• _Exercise instructions_
Without any pictures, output the records exactly as they are.

= Beginning of Section =

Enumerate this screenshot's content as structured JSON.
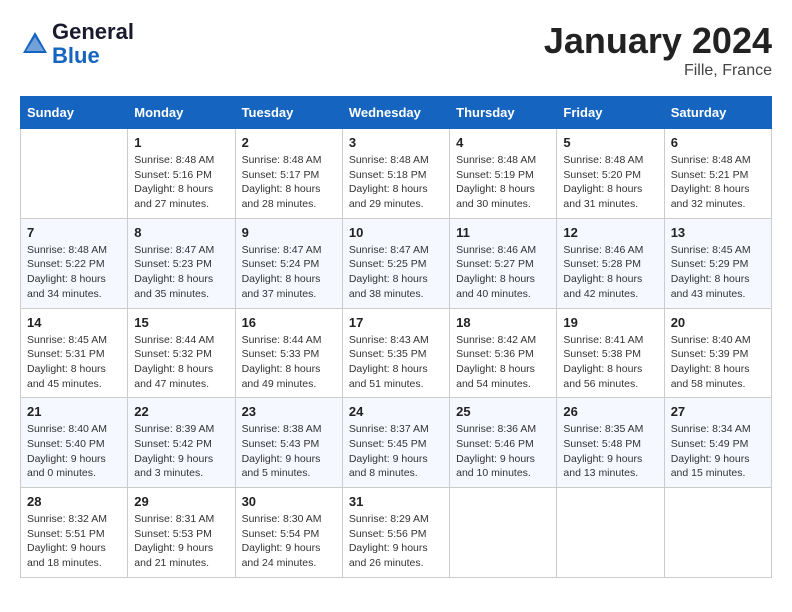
{
  "header": {
    "logo_line1": "General",
    "logo_line2": "Blue",
    "month": "January 2024",
    "location": "Fille, France"
  },
  "weekdays": [
    "Sunday",
    "Monday",
    "Tuesday",
    "Wednesday",
    "Thursday",
    "Friday",
    "Saturday"
  ],
  "weeks": [
    [
      {
        "day": "",
        "info": ""
      },
      {
        "day": "1",
        "info": "Sunrise: 8:48 AM\nSunset: 5:16 PM\nDaylight: 8 hours\nand 27 minutes."
      },
      {
        "day": "2",
        "info": "Sunrise: 8:48 AM\nSunset: 5:17 PM\nDaylight: 8 hours\nand 28 minutes."
      },
      {
        "day": "3",
        "info": "Sunrise: 8:48 AM\nSunset: 5:18 PM\nDaylight: 8 hours\nand 29 minutes."
      },
      {
        "day": "4",
        "info": "Sunrise: 8:48 AM\nSunset: 5:19 PM\nDaylight: 8 hours\nand 30 minutes."
      },
      {
        "day": "5",
        "info": "Sunrise: 8:48 AM\nSunset: 5:20 PM\nDaylight: 8 hours\nand 31 minutes."
      },
      {
        "day": "6",
        "info": "Sunrise: 8:48 AM\nSunset: 5:21 PM\nDaylight: 8 hours\nand 32 minutes."
      }
    ],
    [
      {
        "day": "7",
        "info": ""
      },
      {
        "day": "8",
        "info": "Sunrise: 8:47 AM\nSunset: 5:23 PM\nDaylight: 8 hours\nand 35 minutes."
      },
      {
        "day": "9",
        "info": "Sunrise: 8:47 AM\nSunset: 5:24 PM\nDaylight: 8 hours\nand 37 minutes."
      },
      {
        "day": "10",
        "info": "Sunrise: 8:47 AM\nSunset: 5:25 PM\nDaylight: 8 hours\nand 38 minutes."
      },
      {
        "day": "11",
        "info": "Sunrise: 8:46 AM\nSunset: 5:27 PM\nDaylight: 8 hours\nand 40 minutes."
      },
      {
        "day": "12",
        "info": "Sunrise: 8:46 AM\nSunset: 5:28 PM\nDaylight: 8 hours\nand 42 minutes."
      },
      {
        "day": "13",
        "info": "Sunrise: 8:45 AM\nSunset: 5:29 PM\nDaylight: 8 hours\nand 43 minutes."
      }
    ],
    [
      {
        "day": "14",
        "info": ""
      },
      {
        "day": "15",
        "info": "Sunrise: 8:44 AM\nSunset: 5:32 PM\nDaylight: 8 hours\nand 47 minutes."
      },
      {
        "day": "16",
        "info": "Sunrise: 8:44 AM\nSunset: 5:33 PM\nDaylight: 8 hours\nand 49 minutes."
      },
      {
        "day": "17",
        "info": "Sunrise: 8:43 AM\nSunset: 5:35 PM\nDaylight: 8 hours\nand 51 minutes."
      },
      {
        "day": "18",
        "info": "Sunrise: 8:42 AM\nSunset: 5:36 PM\nDaylight: 8 hours\nand 54 minutes."
      },
      {
        "day": "19",
        "info": "Sunrise: 8:41 AM\nSunset: 5:38 PM\nDaylight: 8 hours\nand 56 minutes."
      },
      {
        "day": "20",
        "info": "Sunrise: 8:40 AM\nSunset: 5:39 PM\nDaylight: 8 hours\nand 58 minutes."
      }
    ],
    [
      {
        "day": "21",
        "info": ""
      },
      {
        "day": "22",
        "info": "Sunrise: 8:39 AM\nSunset: 5:42 PM\nDaylight: 9 hours\nand 3 minutes."
      },
      {
        "day": "23",
        "info": "Sunrise: 8:38 AM\nSunset: 5:43 PM\nDaylight: 9 hours\nand 5 minutes."
      },
      {
        "day": "24",
        "info": "Sunrise: 8:37 AM\nSunset: 5:45 PM\nDaylight: 9 hours\nand 8 minutes."
      },
      {
        "day": "25",
        "info": "Sunrise: 8:36 AM\nSunset: 5:46 PM\nDaylight: 9 hours\nand 10 minutes."
      },
      {
        "day": "26",
        "info": "Sunrise: 8:35 AM\nSunset: 5:48 PM\nDaylight: 9 hours\nand 13 minutes."
      },
      {
        "day": "27",
        "info": "Sunrise: 8:34 AM\nSunset: 5:49 PM\nDaylight: 9 hours\nand 15 minutes."
      }
    ],
    [
      {
        "day": "28",
        "info": "Sunrise: 8:32 AM\nSunset: 5:51 PM\nDaylight: 9 hours\nand 18 minutes."
      },
      {
        "day": "29",
        "info": "Sunrise: 8:31 AM\nSunset: 5:53 PM\nDaylight: 9 hours\nand 21 minutes."
      },
      {
        "day": "30",
        "info": "Sunrise: 8:30 AM\nSunset: 5:54 PM\nDaylight: 9 hours\nand 24 minutes."
      },
      {
        "day": "31",
        "info": "Sunrise: 8:29 AM\nSunset: 5:56 PM\nDaylight: 9 hours\nand 26 minutes."
      },
      {
        "day": "",
        "info": ""
      },
      {
        "day": "",
        "info": ""
      },
      {
        "day": "",
        "info": ""
      }
    ]
  ],
  "week1_day7_info": "Sunrise: 8:48 AM\nSunset: 5:22 PM\nDaylight: 8 hours\nand 34 minutes.",
  "week2_day14_info": "Sunrise: 8:45 AM\nSunset: 5:31 PM\nDaylight: 8 hours\nand 45 minutes.",
  "week3_day21_info": "Sunrise: 8:40 AM\nSunset: 5:40 PM\nDaylight: 9 hours\nand 0 minutes."
}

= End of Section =

• _Exercise response_
Enumerate this screenshot's content as structured JSON.
{
  "header": {
    "logo_line1": "General",
    "logo_line2": "Blue",
    "month": "January 2024",
    "location": "Fille, France"
  },
  "weekdays": [
    "Sunday",
    "Monday",
    "Tuesday",
    "Wednesday",
    "Thursday",
    "Friday",
    "Saturday"
  ],
  "weeks": [
    [
      {
        "day": "",
        "info": ""
      },
      {
        "day": "1",
        "info": "Sunrise: 8:48 AM\nSunset: 5:16 PM\nDaylight: 8 hours\nand 27 minutes."
      },
      {
        "day": "2",
        "info": "Sunrise: 8:48 AM\nSunset: 5:17 PM\nDaylight: 8 hours\nand 28 minutes."
      },
      {
        "day": "3",
        "info": "Sunrise: 8:48 AM\nSunset: 5:18 PM\nDaylight: 8 hours\nand 29 minutes."
      },
      {
        "day": "4",
        "info": "Sunrise: 8:48 AM\nSunset: 5:19 PM\nDaylight: 8 hours\nand 30 minutes."
      },
      {
        "day": "5",
        "info": "Sunrise: 8:48 AM\nSunset: 5:20 PM\nDaylight: 8 hours\nand 31 minutes."
      },
      {
        "day": "6",
        "info": "Sunrise: 8:48 AM\nSunset: 5:21 PM\nDaylight: 8 hours\nand 32 minutes."
      }
    ],
    [
      {
        "day": "7",
        "info": ""
      },
      {
        "day": "8",
        "info": "Sunrise: 8:47 AM\nSunset: 5:23 PM\nDaylight: 8 hours\nand 35 minutes."
      },
      {
        "day": "9",
        "info": "Sunrise: 8:47 AM\nSunset: 5:24 PM\nDaylight: 8 hours\nand 37 minutes."
      },
      {
        "day": "10",
        "info": "Sunrise: 8:47 AM\nSunset: 5:25 PM\nDaylight: 8 hours\nand 38 minutes."
      },
      {
        "day": "11",
        "info": "Sunrise: 8:46 AM\nSunset: 5:27 PM\nDaylight: 8 hours\nand 40 minutes."
      },
      {
        "day": "12",
        "info": "Sunrise: 8:46 AM\nSunset: 5:28 PM\nDaylight: 8 hours\nand 42 minutes."
      },
      {
        "day": "13",
        "info": "Sunrise: 8:45 AM\nSunset: 5:29 PM\nDaylight: 8 hours\nand 43 minutes."
      }
    ],
    [
      {
        "day": "14",
        "info": ""
      },
      {
        "day": "15",
        "info": "Sunrise: 8:44 AM\nSunset: 5:32 PM\nDaylight: 8 hours\nand 47 minutes."
      },
      {
        "day": "16",
        "info": "Sunrise: 8:44 AM\nSunset: 5:33 PM\nDaylight: 8 hours\nand 49 minutes."
      },
      {
        "day": "17",
        "info": "Sunrise: 8:43 AM\nSunset: 5:35 PM\nDaylight: 8 hours\nand 51 minutes."
      },
      {
        "day": "18",
        "info": "Sunrise: 8:42 AM\nSunset: 5:36 PM\nDaylight: 8 hours\nand 54 minutes."
      },
      {
        "day": "19",
        "info": "Sunrise: 8:41 AM\nSunset: 5:38 PM\nDaylight: 8 hours\nand 56 minutes."
      },
      {
        "day": "20",
        "info": "Sunrise: 8:40 AM\nSunset: 5:39 PM\nDaylight: 8 hours\nand 58 minutes."
      }
    ],
    [
      {
        "day": "21",
        "info": ""
      },
      {
        "day": "22",
        "info": "Sunrise: 8:39 AM\nSunset: 5:42 PM\nDaylight: 9 hours\nand 3 minutes."
      },
      {
        "day": "23",
        "info": "Sunrise: 8:38 AM\nSunset: 5:43 PM\nDaylight: 9 hours\nand 5 minutes."
      },
      {
        "day": "24",
        "info": "Sunrise: 8:37 AM\nSunset: 5:45 PM\nDaylight: 9 hours\nand 8 minutes."
      },
      {
        "day": "25",
        "info": "Sunrise: 8:36 AM\nSunset: 5:46 PM\nDaylight: 9 hours\nand 10 minutes."
      },
      {
        "day": "26",
        "info": "Sunrise: 8:35 AM\nSunset: 5:48 PM\nDaylight: 9 hours\nand 13 minutes."
      },
      {
        "day": "27",
        "info": "Sunrise: 8:34 AM\nSunset: 5:49 PM\nDaylight: 9 hours\nand 15 minutes."
      }
    ],
    [
      {
        "day": "28",
        "info": "Sunrise: 8:32 AM\nSunset: 5:51 PM\nDaylight: 9 hours\nand 18 minutes."
      },
      {
        "day": "29",
        "info": "Sunrise: 8:31 AM\nSunset: 5:53 PM\nDaylight: 9 hours\nand 21 minutes."
      },
      {
        "day": "30",
        "info": "Sunrise: 8:30 AM\nSunset: 5:54 PM\nDaylight: 9 hours\nand 24 minutes."
      },
      {
        "day": "31",
        "info": "Sunrise: 8:29 AM\nSunset: 5:56 PM\nDaylight: 9 hours\nand 26 minutes."
      },
      {
        "day": "",
        "info": ""
      },
      {
        "day": "",
        "info": ""
      },
      {
        "day": "",
        "info": ""
      }
    ]
  ],
  "week1_day7_info": "Sunrise: 8:48 AM\nSunset: 5:22 PM\nDaylight: 8 hours\nand 34 minutes.",
  "week2_day14_info": "Sunrise: 8:45 AM\nSunset: 5:31 PM\nDaylight: 8 hours\nand 45 minutes.",
  "week3_day21_info": "Sunrise: 8:40 AM\nSunset: 5:40 PM\nDaylight: 9 hours\nand 0 minutes."
}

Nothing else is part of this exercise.